Local authority settlement fails to address major funding issues and shortfalls

AND government has said if councils need more money they should hold referendums which might, or might not, agree to further council tax rises to make up for the shortfall.

“Last week’s provisional settlement for local government was predictably disappointing, says Richard Harbord, while the big issues of funding social care and council tax reform wait unaddressed in the political long grass.

The delayed settlement was eventually published last week, leaving local authorities little time to do any detailed work on it before Christmas.

It has to be said it was never going to be earth-shattering, being the last year of an agreed multi-year settlement negotiated four years ago.

The actual settlement says that the government are planning to increase resources by £1.3bn next year, but this seems to include a number of separate issues such as Winter Pressures Funding for social care, the bulk of which comes with conditions, and the removal of the threat of negative grant.

The Local Government Association in a somewhat low-key response says that this settlement will still leave local authorities some £3.2bn short of the resources they require to maintain a reasonable standard of service.

Other announcements were expected at the same time but a number of these did not appear. The amount of time and energy spent on leaving the European Community has left a large void in moving forward to resolve the many problems local government faces.

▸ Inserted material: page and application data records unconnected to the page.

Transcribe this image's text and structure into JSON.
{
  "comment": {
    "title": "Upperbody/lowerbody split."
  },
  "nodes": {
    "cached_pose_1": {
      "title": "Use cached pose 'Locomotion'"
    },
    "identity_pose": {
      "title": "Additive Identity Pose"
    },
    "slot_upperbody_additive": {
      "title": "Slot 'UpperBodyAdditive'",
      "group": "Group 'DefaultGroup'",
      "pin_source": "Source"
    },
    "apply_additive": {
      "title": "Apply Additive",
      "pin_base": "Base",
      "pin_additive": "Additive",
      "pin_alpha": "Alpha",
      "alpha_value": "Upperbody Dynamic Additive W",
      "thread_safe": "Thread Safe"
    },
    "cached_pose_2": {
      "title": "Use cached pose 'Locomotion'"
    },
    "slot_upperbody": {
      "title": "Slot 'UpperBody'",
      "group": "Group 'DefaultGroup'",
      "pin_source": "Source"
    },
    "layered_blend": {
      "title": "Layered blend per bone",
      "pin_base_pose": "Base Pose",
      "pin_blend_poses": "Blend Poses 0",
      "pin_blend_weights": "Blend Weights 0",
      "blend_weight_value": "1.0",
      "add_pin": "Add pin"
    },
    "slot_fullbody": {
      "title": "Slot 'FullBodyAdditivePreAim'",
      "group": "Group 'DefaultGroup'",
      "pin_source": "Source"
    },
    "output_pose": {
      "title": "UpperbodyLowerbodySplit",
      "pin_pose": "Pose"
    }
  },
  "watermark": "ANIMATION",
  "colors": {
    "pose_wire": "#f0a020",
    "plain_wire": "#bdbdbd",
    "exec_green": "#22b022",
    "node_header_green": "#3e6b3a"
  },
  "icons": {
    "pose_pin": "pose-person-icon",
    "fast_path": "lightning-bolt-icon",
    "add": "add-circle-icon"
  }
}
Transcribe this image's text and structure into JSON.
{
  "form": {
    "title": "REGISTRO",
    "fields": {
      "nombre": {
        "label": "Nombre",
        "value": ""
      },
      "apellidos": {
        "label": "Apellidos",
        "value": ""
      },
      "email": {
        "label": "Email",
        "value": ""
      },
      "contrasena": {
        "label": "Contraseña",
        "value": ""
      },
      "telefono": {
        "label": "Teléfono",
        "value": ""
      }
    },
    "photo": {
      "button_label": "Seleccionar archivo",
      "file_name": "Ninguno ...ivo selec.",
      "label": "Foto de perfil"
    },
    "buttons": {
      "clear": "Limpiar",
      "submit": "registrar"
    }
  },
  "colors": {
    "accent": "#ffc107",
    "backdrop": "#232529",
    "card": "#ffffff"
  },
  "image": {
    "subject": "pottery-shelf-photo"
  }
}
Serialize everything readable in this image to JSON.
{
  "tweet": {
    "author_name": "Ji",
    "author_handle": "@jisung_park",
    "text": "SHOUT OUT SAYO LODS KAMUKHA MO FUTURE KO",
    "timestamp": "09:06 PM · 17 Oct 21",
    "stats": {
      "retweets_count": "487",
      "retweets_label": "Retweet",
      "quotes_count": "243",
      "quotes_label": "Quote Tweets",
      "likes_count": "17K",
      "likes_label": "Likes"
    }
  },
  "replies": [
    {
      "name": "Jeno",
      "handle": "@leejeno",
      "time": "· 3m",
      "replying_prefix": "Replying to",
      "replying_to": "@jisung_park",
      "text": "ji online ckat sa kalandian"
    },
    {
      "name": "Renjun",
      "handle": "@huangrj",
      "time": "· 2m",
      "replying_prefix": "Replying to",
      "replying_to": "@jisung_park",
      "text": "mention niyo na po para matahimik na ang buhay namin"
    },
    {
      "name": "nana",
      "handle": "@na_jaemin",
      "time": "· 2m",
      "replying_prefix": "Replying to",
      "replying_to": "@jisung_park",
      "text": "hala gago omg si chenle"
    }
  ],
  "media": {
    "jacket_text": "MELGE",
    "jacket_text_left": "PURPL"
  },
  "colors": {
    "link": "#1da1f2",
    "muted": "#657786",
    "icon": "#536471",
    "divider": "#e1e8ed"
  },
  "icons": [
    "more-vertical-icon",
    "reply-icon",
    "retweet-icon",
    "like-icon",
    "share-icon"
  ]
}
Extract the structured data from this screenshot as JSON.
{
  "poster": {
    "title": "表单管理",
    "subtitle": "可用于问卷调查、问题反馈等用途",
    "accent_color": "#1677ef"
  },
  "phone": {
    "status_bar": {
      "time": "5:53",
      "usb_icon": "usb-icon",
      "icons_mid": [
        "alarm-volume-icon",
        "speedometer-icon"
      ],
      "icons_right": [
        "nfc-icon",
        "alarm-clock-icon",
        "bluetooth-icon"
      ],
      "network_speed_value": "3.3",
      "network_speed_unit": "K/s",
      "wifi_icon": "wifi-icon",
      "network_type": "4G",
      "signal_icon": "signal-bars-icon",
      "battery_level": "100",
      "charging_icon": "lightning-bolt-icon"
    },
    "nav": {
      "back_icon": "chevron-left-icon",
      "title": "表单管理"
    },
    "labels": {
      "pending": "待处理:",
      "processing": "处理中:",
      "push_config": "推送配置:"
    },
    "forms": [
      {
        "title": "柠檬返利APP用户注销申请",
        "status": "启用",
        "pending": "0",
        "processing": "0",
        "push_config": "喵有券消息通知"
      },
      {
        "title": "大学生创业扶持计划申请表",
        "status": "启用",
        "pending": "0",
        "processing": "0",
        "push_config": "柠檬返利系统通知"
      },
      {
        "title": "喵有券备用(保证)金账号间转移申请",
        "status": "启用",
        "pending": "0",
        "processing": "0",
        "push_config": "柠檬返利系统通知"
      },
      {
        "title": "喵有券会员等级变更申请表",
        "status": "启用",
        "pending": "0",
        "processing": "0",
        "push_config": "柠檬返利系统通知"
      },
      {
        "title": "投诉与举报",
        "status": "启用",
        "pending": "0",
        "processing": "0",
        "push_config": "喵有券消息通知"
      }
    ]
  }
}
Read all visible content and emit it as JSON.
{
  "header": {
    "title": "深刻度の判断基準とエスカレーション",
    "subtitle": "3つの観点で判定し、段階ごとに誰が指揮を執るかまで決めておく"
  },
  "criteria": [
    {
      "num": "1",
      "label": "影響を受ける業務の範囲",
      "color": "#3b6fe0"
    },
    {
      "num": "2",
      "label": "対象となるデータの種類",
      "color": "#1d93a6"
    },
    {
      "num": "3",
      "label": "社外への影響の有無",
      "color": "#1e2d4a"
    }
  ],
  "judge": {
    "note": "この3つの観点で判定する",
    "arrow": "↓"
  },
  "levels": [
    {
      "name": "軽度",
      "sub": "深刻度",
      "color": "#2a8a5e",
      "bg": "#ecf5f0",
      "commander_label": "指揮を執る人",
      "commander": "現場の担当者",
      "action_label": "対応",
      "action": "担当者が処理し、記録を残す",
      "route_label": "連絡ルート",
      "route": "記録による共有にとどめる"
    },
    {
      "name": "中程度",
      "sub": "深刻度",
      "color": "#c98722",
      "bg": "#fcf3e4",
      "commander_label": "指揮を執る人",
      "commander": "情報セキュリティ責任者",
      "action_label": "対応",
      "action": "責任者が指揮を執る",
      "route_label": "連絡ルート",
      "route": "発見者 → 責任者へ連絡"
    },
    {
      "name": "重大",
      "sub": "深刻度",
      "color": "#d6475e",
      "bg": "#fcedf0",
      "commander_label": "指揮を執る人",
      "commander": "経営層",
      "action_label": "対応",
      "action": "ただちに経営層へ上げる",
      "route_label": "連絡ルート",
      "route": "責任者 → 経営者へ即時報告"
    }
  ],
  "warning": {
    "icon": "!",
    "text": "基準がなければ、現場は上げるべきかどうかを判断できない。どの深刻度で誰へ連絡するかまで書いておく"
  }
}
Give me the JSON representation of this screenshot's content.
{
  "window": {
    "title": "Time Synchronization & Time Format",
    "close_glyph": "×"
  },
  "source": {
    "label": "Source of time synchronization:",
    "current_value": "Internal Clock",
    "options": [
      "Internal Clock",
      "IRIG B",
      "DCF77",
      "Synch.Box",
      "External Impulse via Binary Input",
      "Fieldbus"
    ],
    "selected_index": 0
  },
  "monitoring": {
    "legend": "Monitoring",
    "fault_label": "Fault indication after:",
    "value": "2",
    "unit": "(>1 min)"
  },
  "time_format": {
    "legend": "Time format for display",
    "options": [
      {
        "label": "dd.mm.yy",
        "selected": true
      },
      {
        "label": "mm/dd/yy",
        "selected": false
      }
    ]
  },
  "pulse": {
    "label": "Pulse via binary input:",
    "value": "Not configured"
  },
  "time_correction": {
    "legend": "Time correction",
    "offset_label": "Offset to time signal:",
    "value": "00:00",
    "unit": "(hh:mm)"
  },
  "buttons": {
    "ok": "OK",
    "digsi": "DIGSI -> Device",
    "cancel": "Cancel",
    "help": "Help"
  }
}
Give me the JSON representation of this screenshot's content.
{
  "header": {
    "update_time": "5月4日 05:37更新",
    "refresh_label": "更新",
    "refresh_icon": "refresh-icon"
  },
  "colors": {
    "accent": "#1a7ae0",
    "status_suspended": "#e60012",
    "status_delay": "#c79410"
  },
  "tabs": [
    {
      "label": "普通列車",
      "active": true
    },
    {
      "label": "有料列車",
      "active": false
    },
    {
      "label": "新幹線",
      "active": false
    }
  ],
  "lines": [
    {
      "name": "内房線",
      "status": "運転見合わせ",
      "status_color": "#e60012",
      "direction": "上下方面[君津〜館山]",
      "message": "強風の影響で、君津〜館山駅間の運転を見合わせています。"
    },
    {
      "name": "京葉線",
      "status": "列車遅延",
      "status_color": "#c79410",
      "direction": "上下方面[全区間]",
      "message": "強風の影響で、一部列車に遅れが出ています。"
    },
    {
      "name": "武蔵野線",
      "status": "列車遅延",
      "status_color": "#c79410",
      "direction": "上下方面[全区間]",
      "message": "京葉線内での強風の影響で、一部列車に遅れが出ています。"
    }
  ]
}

There was a consultation paper on business rate retention, but this has been so long discussed in the joint working parties between central government and the LGA that it is hardly new. It is now set at 75%, this is somewhat less than Eric Pickles’ 100% and the various other figures talked about over the last few years, and is perhaps a disappointing increase on the 50% which has been the scheme for the last few years.

The announcement says that the government continues to work on the Fair Funding Formula which was also expected to go out to consultation. This was never intended to take effect next year, but local authorities need to know if there are to be major changes to distribution and to account and allow for them in their medium-term financial plans.

We had already been warned that perhaps the most important of all – the options for dealing with the increasing expenditure on social care – had been put back until next Summer. This was, it will be remembered the subject of a bungled announcement during the last general election campaign which had to be withdrawn with a Green Paper promised for immediately after the vote.

This has been delayed several times. It is just too difficult to find options that are acceptable to the majority. If there is to be a central funding solution rather than an insurance solution, it will have to come from additional taxation. Politicians continue to believe that increases in taxation are to be avoided at all costs but a relatively small increase in taxation could produce workable options.

The LGA urges the government to reconsider and to improve the offer by the time of the final settlement early next year. This is extremely unlikely to happen.

The fact is that this settlement does nothing to help local authorities become sustainable and to save them from having to make even more serious cuts in services going forward.

Business rates retention may have been sorted, but the government really needs to address the issue of council tax. Hopelessly outdated and not understandable to owners of properties, it is in desperate need of reform.

The government argue that it is open to local authorities to run referendums to increase council tax by over 3 % , indeed they have encouraged local authorities to do so but the limited gains and negative publicity have put authorities off.

At the very least the values used need to be current values and the banding system needs drastic revision to reflect the fact that so many properties are valued at over £1m and should be contributing more to local services.

We do now look forward to the spending review, but there cannot be widespread optimism that all will be well.”

http://www.room151.co.uk/blogs/provisional-settlement-does-nothing-to-help-local-authorities/